Synonym: Iron Storage Disease. Hemochromatosis and siderosis have been used to describe the presence of stainable iron in the cells. This disorder manifests when the iron body supply exceed the normal stores of 0.2 to 2.0 grams. When the body storage level increases to 4.0 grams or more, then the conditions of hemochromatosis exists. Values of 15 to 40 grams have been reported. The reticuloendothelial cells seem to tolerate the elevated intracellular levels whereas such levels are toxic to parenchymal cells. The presence of excess iron can initiate fibrotic formation, cause functional insufficiency of organs, and otherwise damage cells. This is a progressive disorder that can lead to organ failure.
When excess iron forms deposits in hemochromatosis, it forms insoluble granular aggregates with a golden brown color. These aggregates are known as hemosiderin. The most common symptom is hepatomegaly.
The following lab criteria generally is determinate in diagnosing this disorder:
-  serum ferritin is increased [N = 20 to 200 μg/dL]
-  serum iron is increased [N = 60 to 160 μg/dL]
-  TIBC will be normal or low [N = 250 to 350 µg/dL]
-  Liver biopsy is an option.
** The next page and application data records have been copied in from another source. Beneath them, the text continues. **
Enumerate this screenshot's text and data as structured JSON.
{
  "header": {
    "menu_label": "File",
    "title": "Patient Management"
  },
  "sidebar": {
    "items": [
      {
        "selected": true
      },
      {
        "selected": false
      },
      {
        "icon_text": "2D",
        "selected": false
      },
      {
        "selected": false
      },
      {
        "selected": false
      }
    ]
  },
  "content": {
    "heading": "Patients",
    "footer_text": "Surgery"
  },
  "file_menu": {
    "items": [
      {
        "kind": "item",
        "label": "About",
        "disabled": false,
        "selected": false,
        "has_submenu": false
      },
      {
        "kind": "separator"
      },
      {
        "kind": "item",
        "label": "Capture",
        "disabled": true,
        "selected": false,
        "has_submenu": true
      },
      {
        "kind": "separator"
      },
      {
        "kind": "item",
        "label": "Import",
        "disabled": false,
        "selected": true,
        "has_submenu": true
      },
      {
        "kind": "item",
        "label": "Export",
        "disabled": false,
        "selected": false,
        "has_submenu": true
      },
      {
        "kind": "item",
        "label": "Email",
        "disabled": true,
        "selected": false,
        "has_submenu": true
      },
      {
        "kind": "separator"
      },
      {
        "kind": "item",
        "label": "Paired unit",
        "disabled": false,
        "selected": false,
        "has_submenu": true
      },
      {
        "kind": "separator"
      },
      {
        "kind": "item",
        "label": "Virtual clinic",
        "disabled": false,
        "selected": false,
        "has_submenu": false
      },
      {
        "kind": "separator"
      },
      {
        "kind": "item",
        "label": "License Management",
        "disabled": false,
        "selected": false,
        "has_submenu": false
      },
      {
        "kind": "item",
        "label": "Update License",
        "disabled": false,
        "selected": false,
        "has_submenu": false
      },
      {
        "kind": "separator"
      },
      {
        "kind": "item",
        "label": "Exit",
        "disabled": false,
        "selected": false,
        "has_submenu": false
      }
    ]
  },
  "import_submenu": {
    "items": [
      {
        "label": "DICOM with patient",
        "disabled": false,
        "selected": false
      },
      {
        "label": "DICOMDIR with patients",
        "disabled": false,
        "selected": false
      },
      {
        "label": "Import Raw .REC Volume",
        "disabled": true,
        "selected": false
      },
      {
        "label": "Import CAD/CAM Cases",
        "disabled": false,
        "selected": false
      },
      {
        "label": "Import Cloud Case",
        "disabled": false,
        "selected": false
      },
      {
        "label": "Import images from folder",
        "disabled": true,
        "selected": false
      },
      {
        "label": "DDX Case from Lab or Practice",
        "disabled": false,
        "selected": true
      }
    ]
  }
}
It is considered to be a procedure to be avoided.
-  Bone marrow is characterized by large deposits of hemosiderin.
-  Percent transferrin saturation is elevated. [N = 22 to 46%]
-  Urinary iron is increased [N = 0 to 2 µg/24 hours]
This is not an anemic condition unless there is some complicating condition, in which case will constitute acquired hemochromatosis. There are two forms of hemochromatosis: acquired and hereditary. If hereditary, there is aberrant iron metabolism with abnormal iron deposits which can occasionally cause a bronze skin appearance. If a patient presents with an unexplained [a] hepatomegaly, [b] skin pigmentation, [c] diabetes mellitus, [d] arthritis, [e] testicular atrophy, and/or [f] liver and cardiac impairment; then hemochromatosis should be ruled out.